We have seen chatbots being utilized for customer service functions to help answer members' questions and give them answers on their policies. These can be successful for some interactions, but it is important for us to be sure to provide a top-notch experience to our members. There will have to be trust-established from both the payer and the member that the information our AI tools are serving up is accurate and meets their needs where they are at.
Praveen Thadani. President of Priority Health (Grand Rapids, Mich.): The payer industry has a wide range of opportunities to be positively impacted by artificial intelligence. AI can advance the value of automation by not only improving the efficiency of getting work done, but by significantly improving underlying core processes through machine learning. Also, analytical models today are used to underwrite products to reduce risk through fine-tuning premiums to match medical loss ratios. AI provides for the ability to more accurately price products by continuously fine tuning the projected loss ratio based on the continuous feed of claims and clinical data into the pricing model. Additionally, AI will allow member segmentation to become significantly more accurate in predicting who will benefit from (and participate in) expensive chronic disease prevention and management programs, allowing the health plan to fund more expensive treatments for the fewer targeted members and ensuring the best usage of premium dollars.

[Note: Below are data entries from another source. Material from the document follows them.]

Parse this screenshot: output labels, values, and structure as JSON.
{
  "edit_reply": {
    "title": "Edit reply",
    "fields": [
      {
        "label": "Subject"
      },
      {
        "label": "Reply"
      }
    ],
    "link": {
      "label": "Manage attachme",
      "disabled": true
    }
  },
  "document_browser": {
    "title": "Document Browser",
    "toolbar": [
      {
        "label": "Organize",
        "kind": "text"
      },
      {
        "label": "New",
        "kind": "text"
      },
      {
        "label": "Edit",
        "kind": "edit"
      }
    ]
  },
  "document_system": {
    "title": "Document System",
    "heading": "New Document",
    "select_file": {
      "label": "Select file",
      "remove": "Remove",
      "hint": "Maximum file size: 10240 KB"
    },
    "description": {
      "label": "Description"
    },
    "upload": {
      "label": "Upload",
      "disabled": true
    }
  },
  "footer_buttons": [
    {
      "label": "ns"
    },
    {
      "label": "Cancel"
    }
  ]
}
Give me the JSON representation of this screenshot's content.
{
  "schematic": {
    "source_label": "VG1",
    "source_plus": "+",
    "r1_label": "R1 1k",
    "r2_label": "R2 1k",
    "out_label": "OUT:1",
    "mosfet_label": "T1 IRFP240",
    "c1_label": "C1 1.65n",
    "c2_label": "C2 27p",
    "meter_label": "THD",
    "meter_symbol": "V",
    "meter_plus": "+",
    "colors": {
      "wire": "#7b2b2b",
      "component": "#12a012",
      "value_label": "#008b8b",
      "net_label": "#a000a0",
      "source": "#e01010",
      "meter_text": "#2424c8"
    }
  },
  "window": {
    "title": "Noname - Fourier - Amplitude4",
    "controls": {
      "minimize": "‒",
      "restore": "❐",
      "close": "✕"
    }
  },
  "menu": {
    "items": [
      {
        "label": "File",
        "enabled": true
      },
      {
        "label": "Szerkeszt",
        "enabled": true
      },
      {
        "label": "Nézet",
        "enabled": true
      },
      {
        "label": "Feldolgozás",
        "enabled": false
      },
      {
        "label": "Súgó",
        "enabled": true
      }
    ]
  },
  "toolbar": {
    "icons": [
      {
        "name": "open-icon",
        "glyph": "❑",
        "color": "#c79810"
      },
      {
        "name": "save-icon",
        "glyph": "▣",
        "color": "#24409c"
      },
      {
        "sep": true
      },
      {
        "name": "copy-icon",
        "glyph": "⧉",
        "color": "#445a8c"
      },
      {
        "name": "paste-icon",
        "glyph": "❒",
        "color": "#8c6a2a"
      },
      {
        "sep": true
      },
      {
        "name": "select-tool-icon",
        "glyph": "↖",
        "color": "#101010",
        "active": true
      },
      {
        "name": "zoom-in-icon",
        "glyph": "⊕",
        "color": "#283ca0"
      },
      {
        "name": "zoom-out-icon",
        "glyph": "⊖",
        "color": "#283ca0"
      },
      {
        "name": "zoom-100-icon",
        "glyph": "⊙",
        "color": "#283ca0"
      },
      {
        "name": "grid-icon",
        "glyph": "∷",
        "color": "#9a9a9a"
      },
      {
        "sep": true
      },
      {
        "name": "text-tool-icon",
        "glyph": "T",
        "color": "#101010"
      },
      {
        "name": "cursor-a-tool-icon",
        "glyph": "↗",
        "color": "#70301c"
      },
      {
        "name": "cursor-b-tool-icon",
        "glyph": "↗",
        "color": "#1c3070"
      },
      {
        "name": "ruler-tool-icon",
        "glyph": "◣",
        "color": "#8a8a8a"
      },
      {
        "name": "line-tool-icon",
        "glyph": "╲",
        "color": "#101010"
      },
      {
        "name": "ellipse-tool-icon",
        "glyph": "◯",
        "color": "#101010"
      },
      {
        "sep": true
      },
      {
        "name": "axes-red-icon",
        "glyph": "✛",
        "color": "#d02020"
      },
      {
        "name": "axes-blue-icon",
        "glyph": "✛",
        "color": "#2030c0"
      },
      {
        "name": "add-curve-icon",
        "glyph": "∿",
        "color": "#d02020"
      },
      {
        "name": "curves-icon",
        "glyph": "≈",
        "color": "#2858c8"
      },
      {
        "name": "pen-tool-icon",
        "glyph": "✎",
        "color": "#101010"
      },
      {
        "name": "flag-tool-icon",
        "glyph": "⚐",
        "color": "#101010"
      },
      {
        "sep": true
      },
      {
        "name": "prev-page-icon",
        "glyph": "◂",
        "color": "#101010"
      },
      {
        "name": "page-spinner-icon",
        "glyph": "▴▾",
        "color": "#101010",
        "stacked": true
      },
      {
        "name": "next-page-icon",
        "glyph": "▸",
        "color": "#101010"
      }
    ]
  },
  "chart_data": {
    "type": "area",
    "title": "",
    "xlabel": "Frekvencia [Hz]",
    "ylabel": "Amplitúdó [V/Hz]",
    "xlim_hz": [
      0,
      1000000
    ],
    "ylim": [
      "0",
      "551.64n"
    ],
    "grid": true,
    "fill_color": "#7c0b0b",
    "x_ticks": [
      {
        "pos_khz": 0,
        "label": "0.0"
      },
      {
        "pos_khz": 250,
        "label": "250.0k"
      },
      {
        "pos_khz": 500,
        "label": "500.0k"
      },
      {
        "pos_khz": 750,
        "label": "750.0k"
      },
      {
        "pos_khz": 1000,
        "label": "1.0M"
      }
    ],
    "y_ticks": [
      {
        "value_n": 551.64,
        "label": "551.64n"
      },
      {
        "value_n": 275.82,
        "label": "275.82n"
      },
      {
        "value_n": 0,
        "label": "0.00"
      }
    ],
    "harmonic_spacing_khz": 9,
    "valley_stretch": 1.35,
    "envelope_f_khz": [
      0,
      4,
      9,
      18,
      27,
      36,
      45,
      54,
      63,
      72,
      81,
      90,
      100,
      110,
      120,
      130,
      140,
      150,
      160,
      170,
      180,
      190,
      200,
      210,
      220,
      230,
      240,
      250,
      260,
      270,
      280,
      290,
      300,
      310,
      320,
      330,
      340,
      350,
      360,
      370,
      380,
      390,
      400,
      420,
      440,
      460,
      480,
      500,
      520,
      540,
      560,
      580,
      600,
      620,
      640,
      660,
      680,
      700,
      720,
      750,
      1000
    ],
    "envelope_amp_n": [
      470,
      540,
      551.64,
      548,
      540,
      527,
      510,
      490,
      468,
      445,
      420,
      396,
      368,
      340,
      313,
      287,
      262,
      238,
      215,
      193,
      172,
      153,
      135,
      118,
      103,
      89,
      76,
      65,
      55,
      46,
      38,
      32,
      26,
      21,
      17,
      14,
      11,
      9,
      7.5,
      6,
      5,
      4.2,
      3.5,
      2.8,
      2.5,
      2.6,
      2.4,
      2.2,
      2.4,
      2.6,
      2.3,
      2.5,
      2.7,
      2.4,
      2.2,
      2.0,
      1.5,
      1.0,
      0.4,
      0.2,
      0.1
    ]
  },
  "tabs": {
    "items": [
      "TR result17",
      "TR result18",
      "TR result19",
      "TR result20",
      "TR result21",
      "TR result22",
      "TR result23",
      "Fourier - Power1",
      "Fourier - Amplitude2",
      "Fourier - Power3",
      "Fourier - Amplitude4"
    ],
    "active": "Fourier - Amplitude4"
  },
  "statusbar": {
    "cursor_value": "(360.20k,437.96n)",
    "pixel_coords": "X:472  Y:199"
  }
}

Michael Todaro, PharmD. Chief Operating Officer of Magnolia Health (Ridgeland, Miss.): I think AI will have a massive impact on payers. We will be able to customize healthcare models and better use data to predict individualized management. I think AI will play a very large role in expanding how we focus our resources on population health initiatives.
Chanin Wendling. Senior Director of Clinical Operations at Contigo Health (Charlotte, N.C.): We look forward to seeing artificial intelligence handle tasks that divert resources from member care. This can be in the form of using artificial intelligence to automate prior authorization functions on both the provider and payer side and answer common member inquiries regarding the member's plan. We want our team members to be able to spend their time resolving unique member questions and issues to improve member health outcomes and experiences within the healthcare system. We believe artificial intelligence will help us do that.
Darren Wethers, MD. Chief Medical Officer of Atrio Health Plans (Salem, Ore.): Artificial intelligence will change the payer industry in at least four ways. First, it will aid in identifying members with rising risk for hospitalization and emergency department use. Through application of analytics, plans will be able to recommend changes to member's drug regime (reducing risk for side effects and complications, which elevate cost). Plans will benefit from use of AI in identifying fraud, waste and abuse. Tools such as Chat GPT may help plans create member-friendly health education materials.